### PROBLEM STATEMENT
Leave out every picture, and output exactly the lines from the line containing "Decode this image" through the last line of the data.

### GIVEN RECORDS
####
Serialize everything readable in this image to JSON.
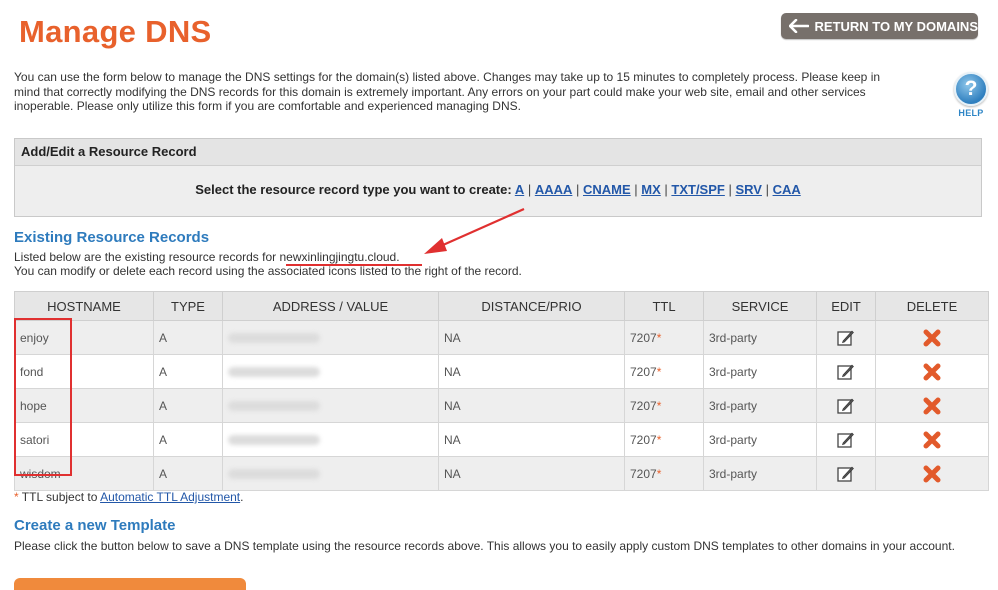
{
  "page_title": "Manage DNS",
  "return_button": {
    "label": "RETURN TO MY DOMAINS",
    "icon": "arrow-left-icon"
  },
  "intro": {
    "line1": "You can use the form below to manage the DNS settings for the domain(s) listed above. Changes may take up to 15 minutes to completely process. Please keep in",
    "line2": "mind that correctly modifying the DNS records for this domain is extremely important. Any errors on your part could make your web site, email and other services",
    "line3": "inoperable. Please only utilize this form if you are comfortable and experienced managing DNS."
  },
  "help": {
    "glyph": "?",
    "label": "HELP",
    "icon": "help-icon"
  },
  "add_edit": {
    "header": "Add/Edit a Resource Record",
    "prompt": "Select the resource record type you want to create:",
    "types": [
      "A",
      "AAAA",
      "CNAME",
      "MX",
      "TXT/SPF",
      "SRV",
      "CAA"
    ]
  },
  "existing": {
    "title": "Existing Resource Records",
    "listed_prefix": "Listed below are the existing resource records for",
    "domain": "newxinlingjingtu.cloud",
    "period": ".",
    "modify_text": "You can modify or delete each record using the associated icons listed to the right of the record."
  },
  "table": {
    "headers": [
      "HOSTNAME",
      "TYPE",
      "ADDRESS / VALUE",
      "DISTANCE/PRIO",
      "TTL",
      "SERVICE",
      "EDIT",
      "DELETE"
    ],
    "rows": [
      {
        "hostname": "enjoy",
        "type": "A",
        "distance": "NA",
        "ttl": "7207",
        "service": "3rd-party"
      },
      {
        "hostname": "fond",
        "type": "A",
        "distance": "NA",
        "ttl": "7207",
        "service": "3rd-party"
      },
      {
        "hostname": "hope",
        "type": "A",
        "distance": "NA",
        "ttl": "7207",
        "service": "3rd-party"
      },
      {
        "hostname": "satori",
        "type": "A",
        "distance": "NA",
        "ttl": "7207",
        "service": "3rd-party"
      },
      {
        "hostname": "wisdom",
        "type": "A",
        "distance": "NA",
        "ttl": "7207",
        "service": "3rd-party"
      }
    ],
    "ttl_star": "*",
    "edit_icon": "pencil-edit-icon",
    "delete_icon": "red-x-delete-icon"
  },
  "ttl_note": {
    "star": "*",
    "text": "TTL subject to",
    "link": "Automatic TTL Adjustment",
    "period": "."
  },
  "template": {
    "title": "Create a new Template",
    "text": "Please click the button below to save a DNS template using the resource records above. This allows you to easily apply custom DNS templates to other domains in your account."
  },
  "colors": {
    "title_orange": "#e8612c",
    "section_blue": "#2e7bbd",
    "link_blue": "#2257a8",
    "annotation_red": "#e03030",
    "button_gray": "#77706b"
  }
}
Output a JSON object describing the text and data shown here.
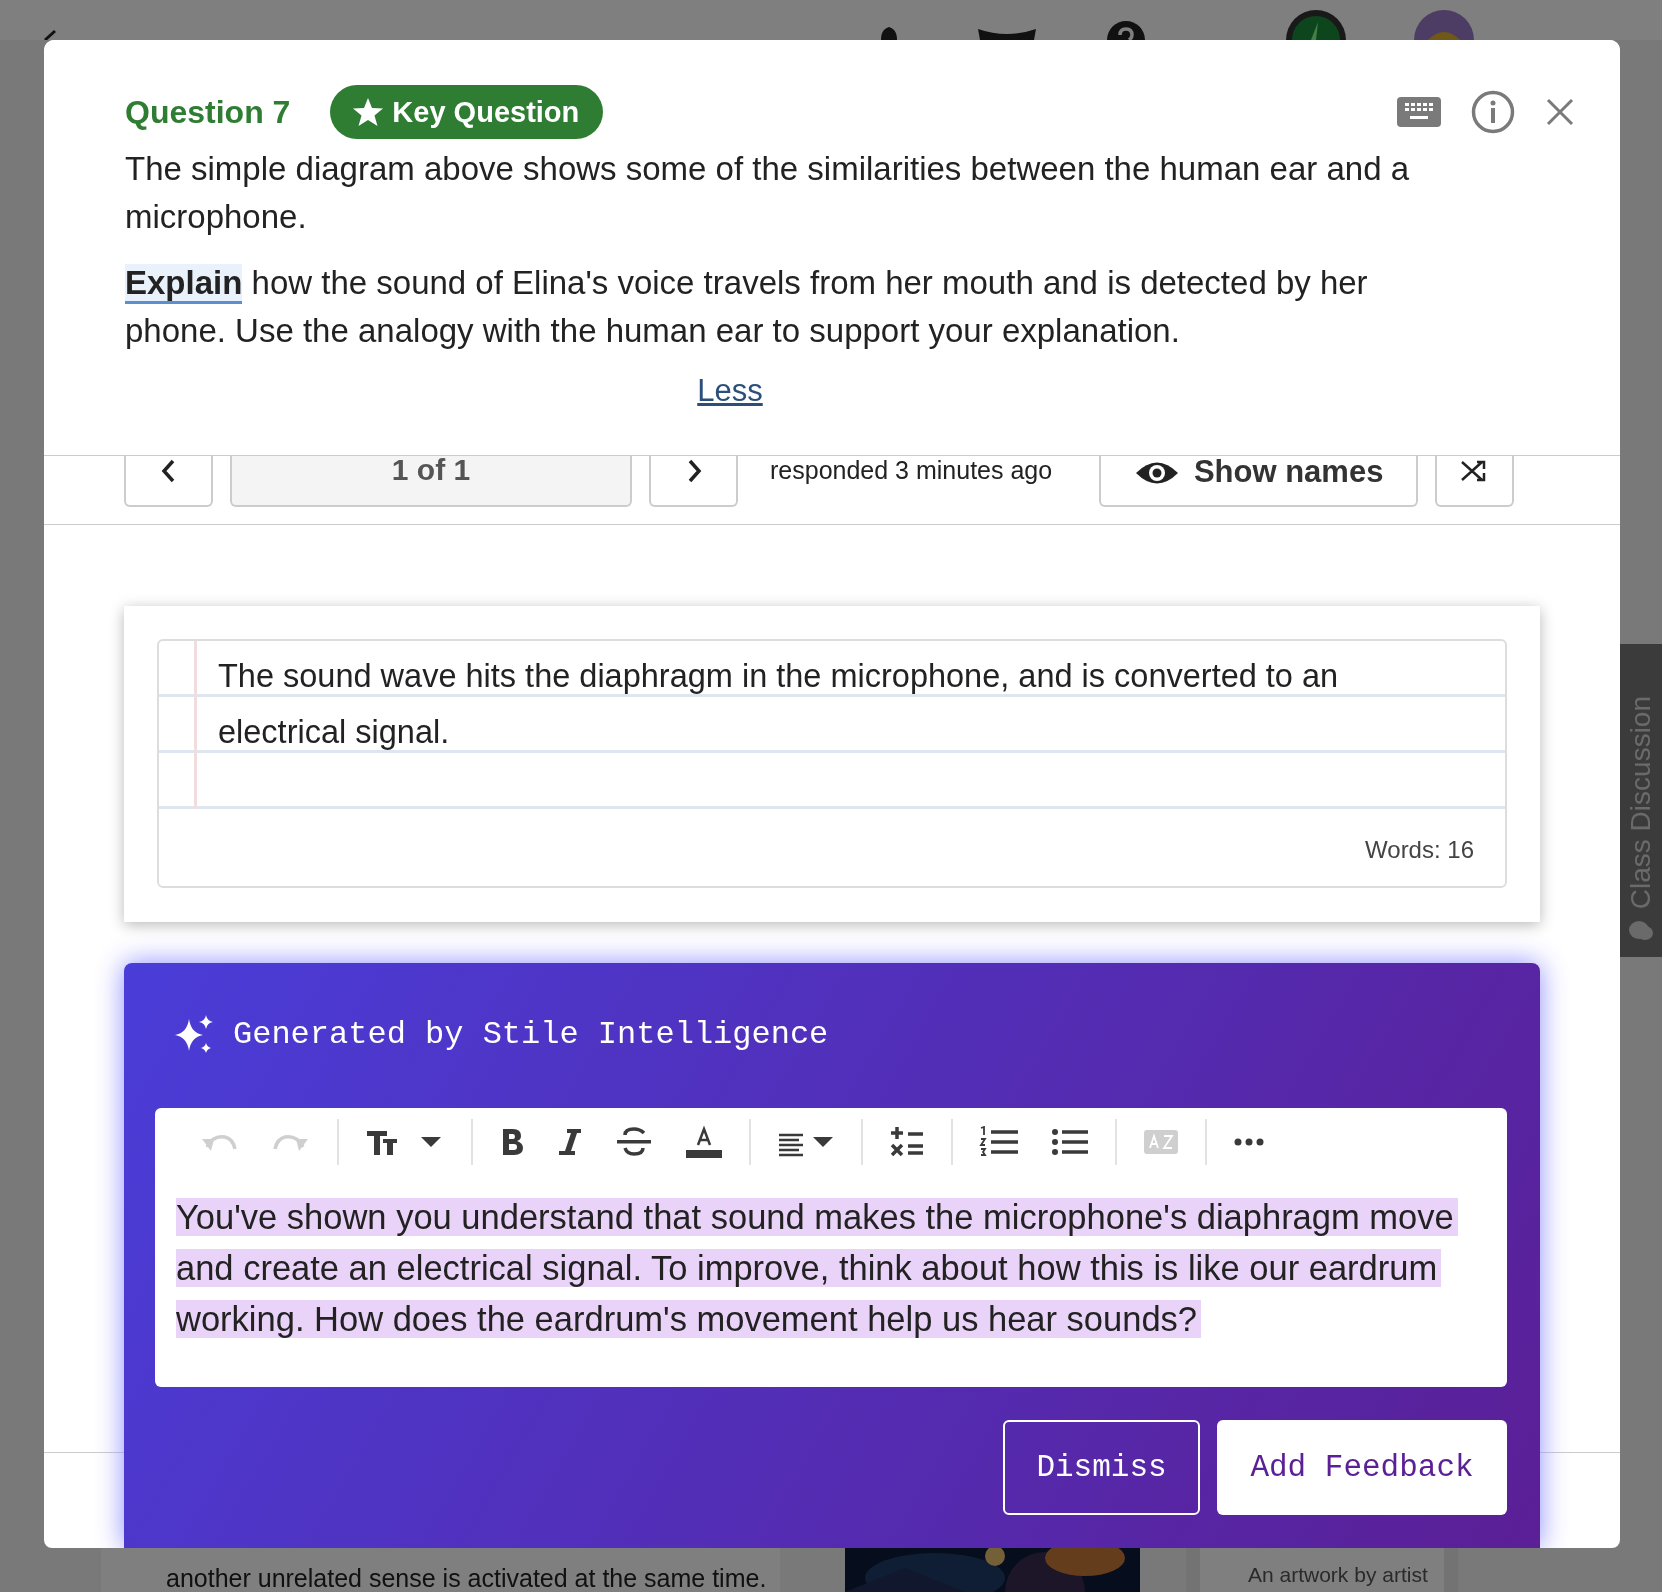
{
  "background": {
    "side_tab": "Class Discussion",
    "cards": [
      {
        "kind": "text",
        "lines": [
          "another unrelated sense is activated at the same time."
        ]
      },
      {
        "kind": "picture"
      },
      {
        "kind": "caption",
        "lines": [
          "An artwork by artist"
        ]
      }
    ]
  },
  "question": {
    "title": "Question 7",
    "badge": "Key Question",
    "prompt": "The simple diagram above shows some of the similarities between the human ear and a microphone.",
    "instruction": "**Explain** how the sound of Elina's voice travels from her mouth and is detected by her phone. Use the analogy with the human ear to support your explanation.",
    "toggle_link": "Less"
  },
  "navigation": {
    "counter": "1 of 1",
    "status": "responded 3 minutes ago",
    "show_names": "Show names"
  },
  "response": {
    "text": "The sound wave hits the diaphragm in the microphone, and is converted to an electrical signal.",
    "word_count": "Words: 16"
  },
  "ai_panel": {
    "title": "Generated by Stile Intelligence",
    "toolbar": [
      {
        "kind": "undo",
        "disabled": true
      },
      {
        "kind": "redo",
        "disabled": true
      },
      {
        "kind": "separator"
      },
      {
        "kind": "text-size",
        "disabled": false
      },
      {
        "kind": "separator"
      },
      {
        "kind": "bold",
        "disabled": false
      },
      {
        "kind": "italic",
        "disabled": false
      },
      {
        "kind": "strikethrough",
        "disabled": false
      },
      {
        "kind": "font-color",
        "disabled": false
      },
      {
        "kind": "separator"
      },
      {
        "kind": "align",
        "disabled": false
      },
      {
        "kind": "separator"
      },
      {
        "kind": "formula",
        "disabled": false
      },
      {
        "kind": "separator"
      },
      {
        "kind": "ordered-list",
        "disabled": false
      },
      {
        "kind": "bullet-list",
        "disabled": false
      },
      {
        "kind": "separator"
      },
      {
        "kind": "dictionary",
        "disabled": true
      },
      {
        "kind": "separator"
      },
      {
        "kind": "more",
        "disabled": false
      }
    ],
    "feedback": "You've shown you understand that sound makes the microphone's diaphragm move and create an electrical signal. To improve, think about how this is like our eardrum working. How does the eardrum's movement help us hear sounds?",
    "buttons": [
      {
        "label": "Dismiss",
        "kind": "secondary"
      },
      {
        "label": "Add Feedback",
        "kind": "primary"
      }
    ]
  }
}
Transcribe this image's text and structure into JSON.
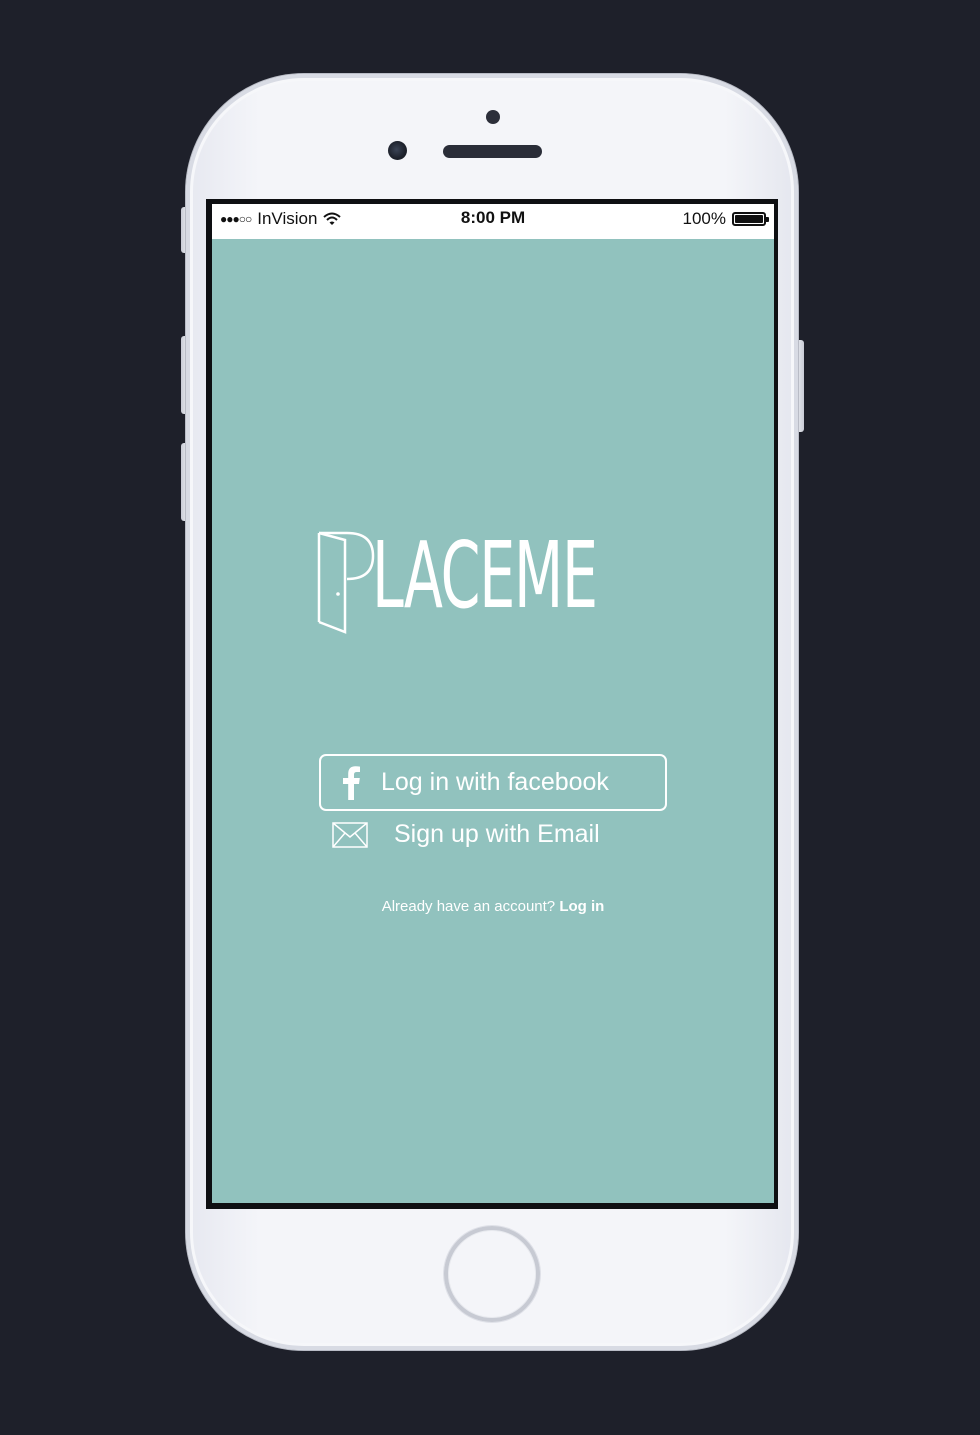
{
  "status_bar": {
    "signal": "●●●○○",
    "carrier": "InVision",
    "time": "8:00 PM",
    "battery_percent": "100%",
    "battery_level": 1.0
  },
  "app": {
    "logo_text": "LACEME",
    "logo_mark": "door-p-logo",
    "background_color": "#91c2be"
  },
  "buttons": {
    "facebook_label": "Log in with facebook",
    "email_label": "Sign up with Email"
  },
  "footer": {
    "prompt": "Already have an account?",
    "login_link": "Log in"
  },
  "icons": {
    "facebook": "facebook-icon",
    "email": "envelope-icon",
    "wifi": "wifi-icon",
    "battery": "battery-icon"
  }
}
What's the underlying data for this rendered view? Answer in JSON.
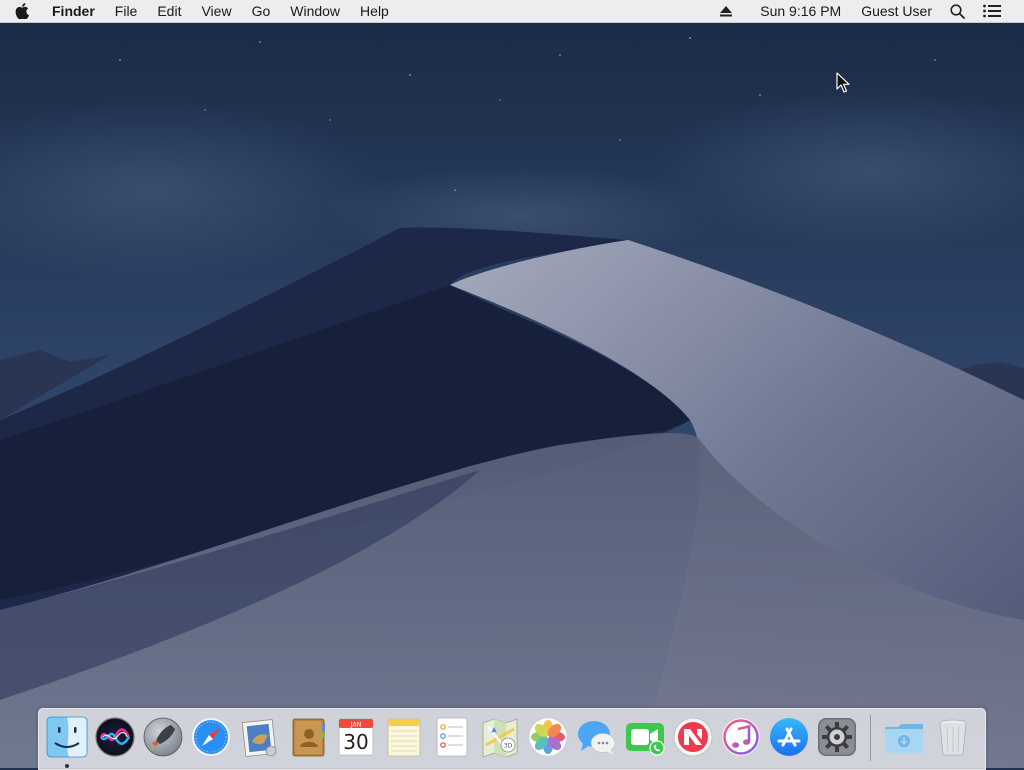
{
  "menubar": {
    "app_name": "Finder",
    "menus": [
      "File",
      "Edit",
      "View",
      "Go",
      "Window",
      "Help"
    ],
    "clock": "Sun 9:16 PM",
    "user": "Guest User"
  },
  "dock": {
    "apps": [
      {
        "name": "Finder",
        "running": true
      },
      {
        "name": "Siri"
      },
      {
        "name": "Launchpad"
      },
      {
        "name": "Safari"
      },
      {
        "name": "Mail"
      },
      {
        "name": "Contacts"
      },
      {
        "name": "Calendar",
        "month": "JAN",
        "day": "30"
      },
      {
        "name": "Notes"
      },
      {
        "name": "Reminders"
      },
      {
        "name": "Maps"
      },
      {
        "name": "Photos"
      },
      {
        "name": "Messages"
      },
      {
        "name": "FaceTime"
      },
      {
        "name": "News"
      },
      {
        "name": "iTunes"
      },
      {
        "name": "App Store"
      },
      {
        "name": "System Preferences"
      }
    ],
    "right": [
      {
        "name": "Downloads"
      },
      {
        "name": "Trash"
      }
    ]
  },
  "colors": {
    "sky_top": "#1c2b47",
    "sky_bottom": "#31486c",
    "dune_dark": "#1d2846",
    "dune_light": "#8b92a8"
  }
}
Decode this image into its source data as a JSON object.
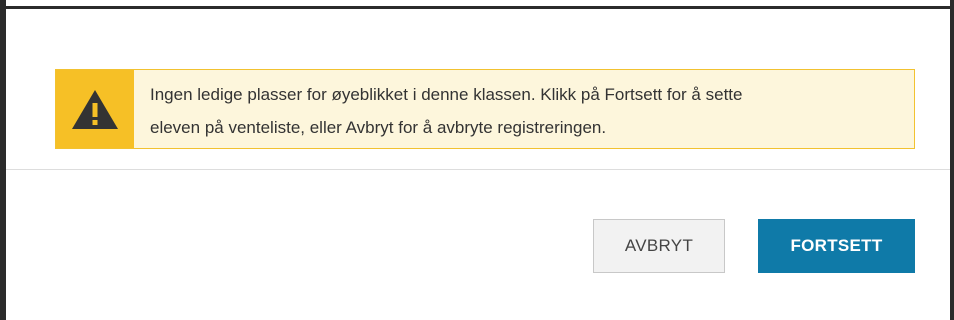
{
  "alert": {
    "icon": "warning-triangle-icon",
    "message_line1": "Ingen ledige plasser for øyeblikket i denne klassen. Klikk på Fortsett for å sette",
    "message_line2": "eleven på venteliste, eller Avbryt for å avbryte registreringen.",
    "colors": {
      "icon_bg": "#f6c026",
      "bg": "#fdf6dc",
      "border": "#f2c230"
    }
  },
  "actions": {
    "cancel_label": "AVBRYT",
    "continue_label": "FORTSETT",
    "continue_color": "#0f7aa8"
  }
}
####
### EXERCISE RESULT
Decode this image into its source data as a JSON object.
{
  "alert": {
    "icon": "warning-triangle-icon",
    "message_line1": "Ingen ledige plasser for øyeblikket i denne klassen. Klikk på Fortsett for å sette",
    "message_line2": "eleven på venteliste, eller Avbryt for å avbryte registreringen.",
    "colors": {
      "icon_bg": "#f6c026",
      "bg": "#fdf6dc",
      "border": "#f2c230"
    }
  },
  "actions": {
    "cancel_label": "AVBRYT",
    "continue_label": "FORTSETT",
    "continue_color": "#0f7aa8"
  }
}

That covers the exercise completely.